The 60's got our attention but it was the 70's that really wreaked of dark, constant drama; societal change hurled through the air permeating practically everyone's life; the oil crisis, the energy crisis, Watergate, a second wave of feminism stared down every single conventional man who dared stand in their way, self interest was on the march - the "me" decade had officially arrived. The Vietnam war refused to end, turmoil was an odor hanging above all our supposedly safe and secure lives.
Then patty Hearst was kidnapped by the SLA, everything stopped and the media frenzy began. Patty Hearst was imprisoned in a closet for two months and repeatedly raped and abused. Then she joined the revolution. The very notion an heiress would wish to leave such a privileged life really pissed people off. She should have walked home the minute she had a chance. Like Dorothy, just three clicks and you're home. As Jeffrey Toobin, the writer of this new book suggests; Patty Heart was not brainwashed, she was radicalized. Jeffrey Toobin's an establishment legal analyst for CNN - makes sense.
To think a young woman could be coerced, judged by a jury so easily coerced by the media. American culture is a culture easily coerced. Toobin is and wants to continue to be establishment and for her to leave all that privilege and money, she simply must have been radicalized. Stockholm syndrome is just a journalistic term he said.
As the popular actor John Wayne wrote in a letter to Barbara Walters back in '74, "If everyone is willing to accept the fact that one man can brainwash 900 people into committing suicide (Jonestown-Jim Jones) why can't they believe that a treacherous bunch like the Symbionese liberation Army can brainwash one little girl."
Stockholm Syndrome is not a medical term, according to Toobin, therefore irrelevant. Interesting. Recently I read about the Austrian girl held captive and raped for 8 years, unbelievably, or rather predictably, she's gone back to live part time in her previous hell. Stockholm syndrome is real and there's nothing false about how victims slowly begin to identify with their captors, it's certainly as valid, if not more so, as any of the 100's of new mental disorders registered since our Victimology culture began.

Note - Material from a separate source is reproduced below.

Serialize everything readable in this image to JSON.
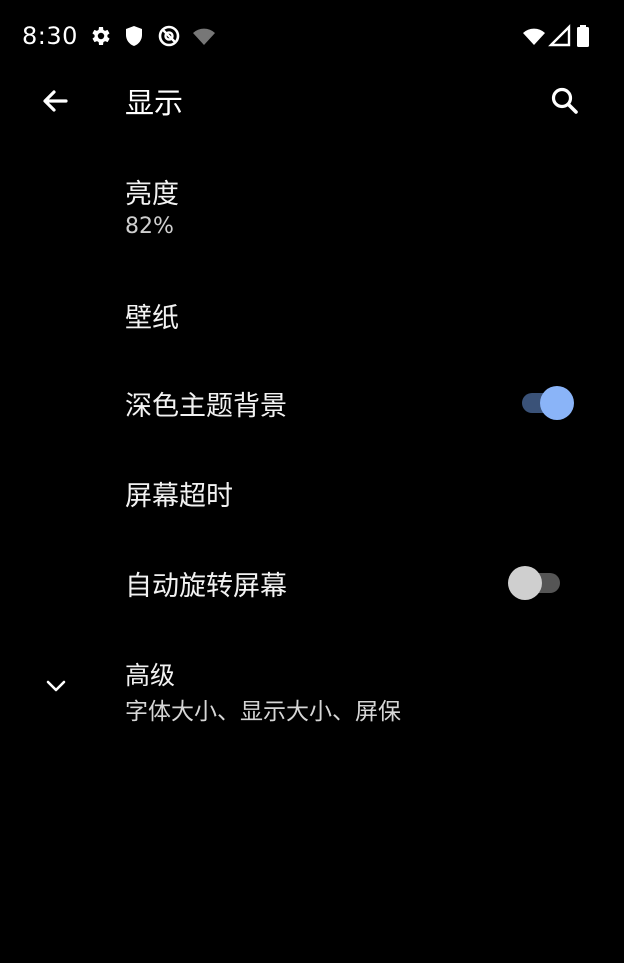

When she was kidnapped back in '74 I was 11 years old, a reader, deeply curious and riveted by this case. Every article written about Patty Hearst I read over and over again, mesmerized and sympathetic. I felt for her. It wasn't as if I grew up wealthy by any stretch of the imagination but we lived in an upscale leafy neighborhood, the kind of place that made you feel safe and secure. I felt loved, living a sheltered life, like she did, and the mere thought of being kidnapped was my worst nightmare. I couldn't wait to grow up and get out into the world but on my terms. To think that a 19 year girl, unformed, newly released into her adult world, engaged and living with her boyfriend, her life suddenly, interrupted, in the most violent way possible.
When I heard of Toobin's book I thought about buying it until I read his book tour interviews, reading about how dismissive he was of her torture, almost peculiarly incurious about the complicated decade that was the 70's. He couldn't recall the 70s', a guy that grew up in that decade, eventually working for CNN.
It was time to go back into my own memory hole so I began by watching Patty Hearst's interview; it threw me back to the 70's and to all that sympathy I felt back then. The media crucified her, all you have to do is look at the images they used:
During her Larry King interview her discomfort is obvious, this is not a time she wants to re-visit. She wants to move on but she also wants to testify against her captors, she wants them to be honest, after all; she had, she'd written a book about her ordeal. She'd come to terms, knowing she'd be impacted by this for the rest of her life. She was 19 years old for heaven's sake. And yet Toobin remains unsympathetic, insisting she was radicalized.
I was a product of the 70's - this decade informed me as much as any, I was ready to be an adult early on; I remember that time, how it felt, right before the 80's and greed and debt wiped away all that unpleasant and dark reality. The 70's remains our most complicated, underrated and misunderstood decade. Just look at those movies. Now it's all spandex, but back then, there was real anger, we were engaged; we felt its impact. I think it was our last gasp of curiosity, before all the noise, technology and sensory overload took over, before that sense of privacy and intimacy folded into a nostalgic image we'd casually glance at in the rear view mirror.
Now, back to the future, thankfully, finally! I can smile when reading about Patty Hearst, now 61 - she's the winner at the Westminster Kennel Club dog show in New York; she has an arch to her life.
"People move on," she told reporters, smiling at Rocket. "I guess people somehow imagine you don't evolve in your life. I have grown daughters and granddaughters and other things that normal people have."